ACTIVITY: Look through the entries below and count the lines with the word "screenshot" in them; give only the number.
++++++++
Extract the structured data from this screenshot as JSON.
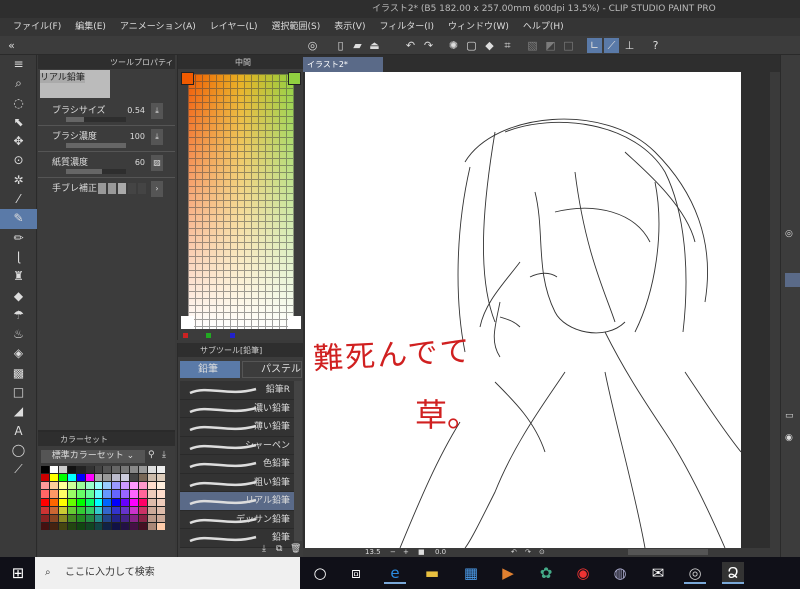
{
  "title": "イラスト2* (B5 182.00 x 257.00mm 600dpi 13.5%) - CLIP STUDIO PAINT PRO",
  "menu": [
    "ファイル(F)",
    "編集(E)",
    "アニメーション(A)",
    "レイヤー(L)",
    "選択範囲(S)",
    "表示(V)",
    "フィルター(I)",
    "ウィンドウ(W)",
    "ヘルプ(H)"
  ],
  "tool_property": {
    "tab": "ツールプロパティ",
    "preset": "リアル鉛筆",
    "brush_size": {
      "label": "ブラシサイズ",
      "value": "0.54"
    },
    "brush_density": {
      "label": "ブラシ濃度",
      "value": "100"
    },
    "paper_density": {
      "label": "紙質濃度",
      "value": "60"
    },
    "stabilization": {
      "label": "手ブレ補正",
      "level": 3,
      "max": 6
    }
  },
  "color_panel": {
    "tab": "中間",
    "main_color": "#f05a00",
    "sub_color": "#90d040"
  },
  "subtool": {
    "tab": "サブツール[鉛筆]",
    "groups": [
      "鉛筆",
      "パステル"
    ],
    "active_group": "鉛筆",
    "brushes": [
      "鉛筆R",
      "濃い鉛筆",
      "薄い鉛筆",
      "シャーペン",
      "色鉛筆",
      "粗い鉛筆",
      "リアル鉛筆",
      "デッサン鉛筆",
      "鉛筆"
    ],
    "selected": "リアル鉛筆"
  },
  "color_set": {
    "tab": "カラーセット",
    "selected_set": "標準カラーセット"
  },
  "document": {
    "tab": "イラスト2*",
    "handwriting": [
      "難死んでて",
      "草。"
    ],
    "ink_color": "#d02020"
  },
  "status": {
    "zoom": "13.5",
    "rotation": "0.0"
  },
  "taskbar": {
    "search_placeholder": "ここに入力して検索"
  }
}
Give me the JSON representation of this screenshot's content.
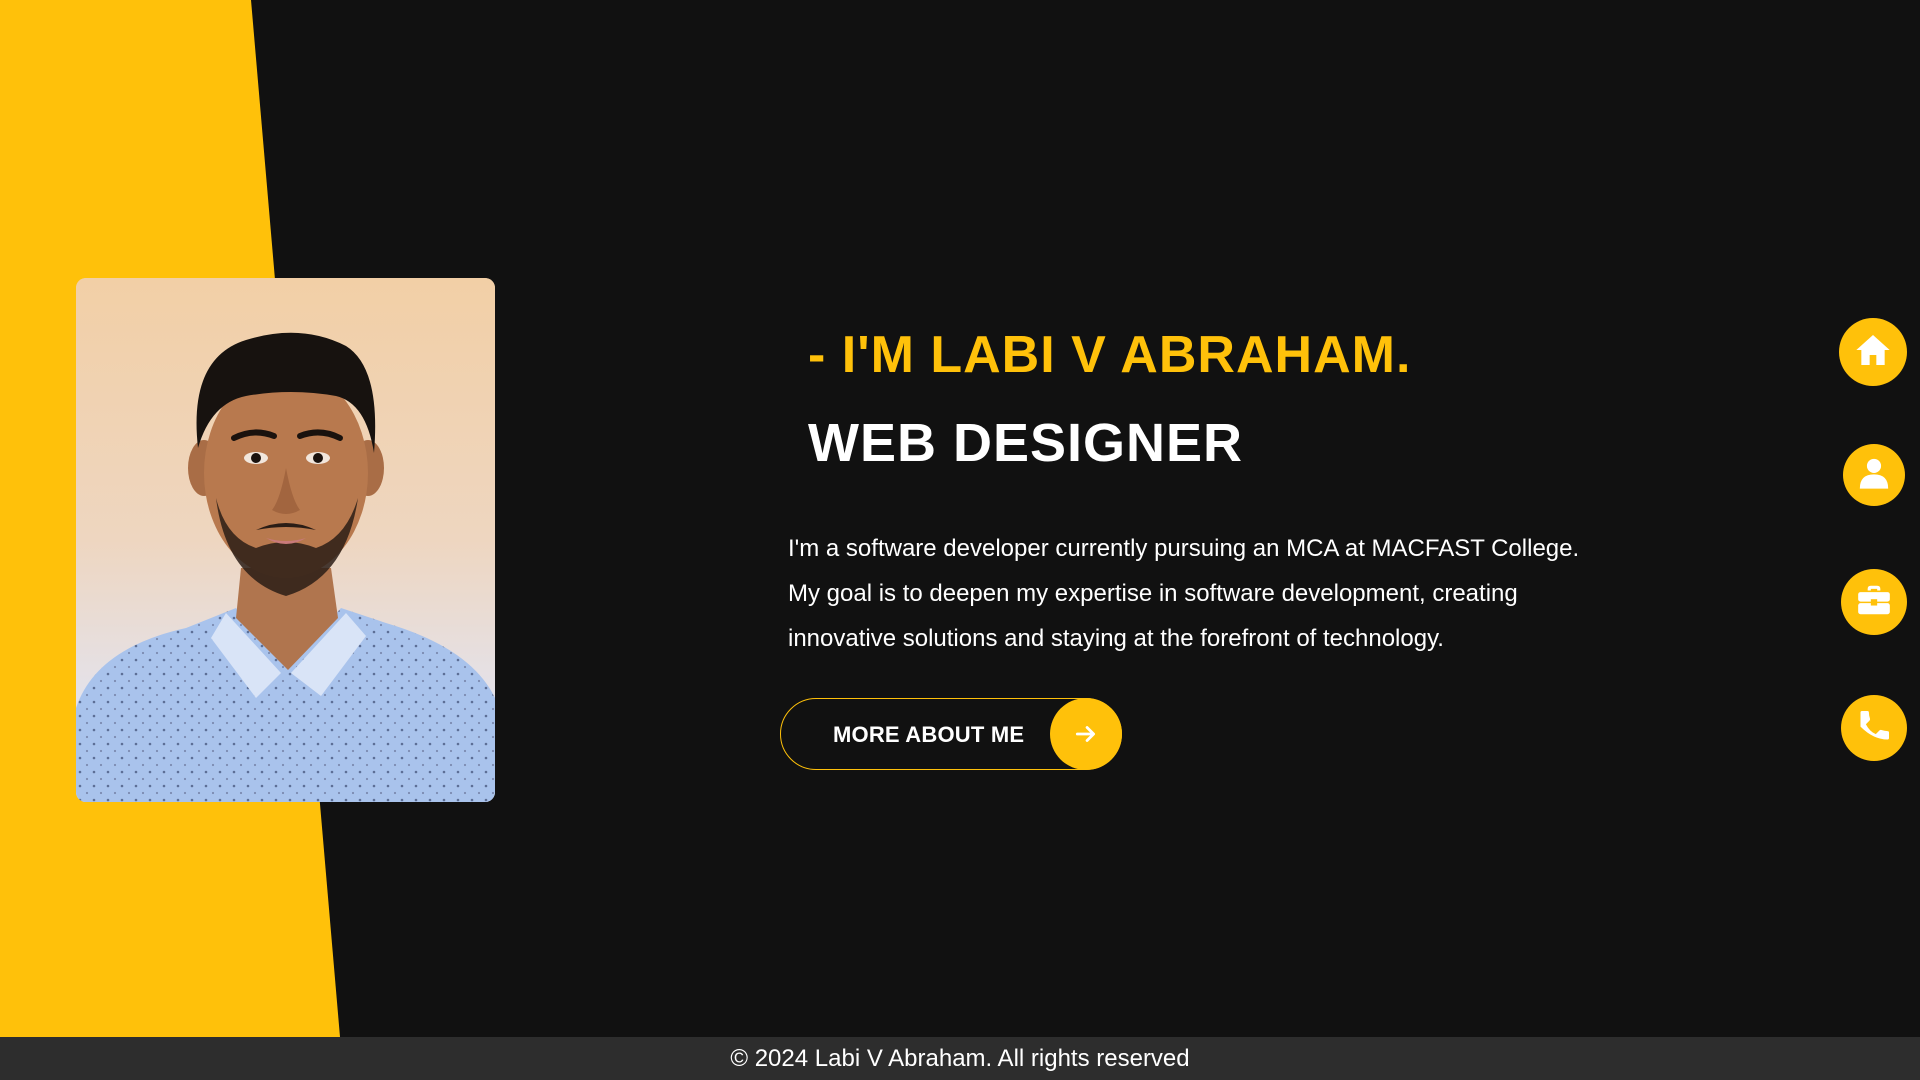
{
  "hero": {
    "name_line": "- I'M LABI V ABRAHAM.",
    "role_line": "WEB DESIGNER",
    "description": "I'm a software developer currently pursuing an MCA at MACFAST College. My goal is to deepen my expertise in software development, creating innovative solutions and staying at the forefront of technology.",
    "cta_label": "MORE ABOUT ME",
    "cta_icon": "arrow-right-icon"
  },
  "side_nav": {
    "items": [
      {
        "icon": "home-icon"
      },
      {
        "icon": "user-icon"
      },
      {
        "icon": "briefcase-icon"
      },
      {
        "icon": "phone-icon"
      }
    ]
  },
  "footer": {
    "text": "© 2024 Labi V Abraham. All rights reserved"
  },
  "colors": {
    "accent": "#ffc10a",
    "background": "#111111",
    "footer_bg": "#2d2d2d",
    "text": "#ffffff"
  }
}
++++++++
EXERCISE RESPONSE: 2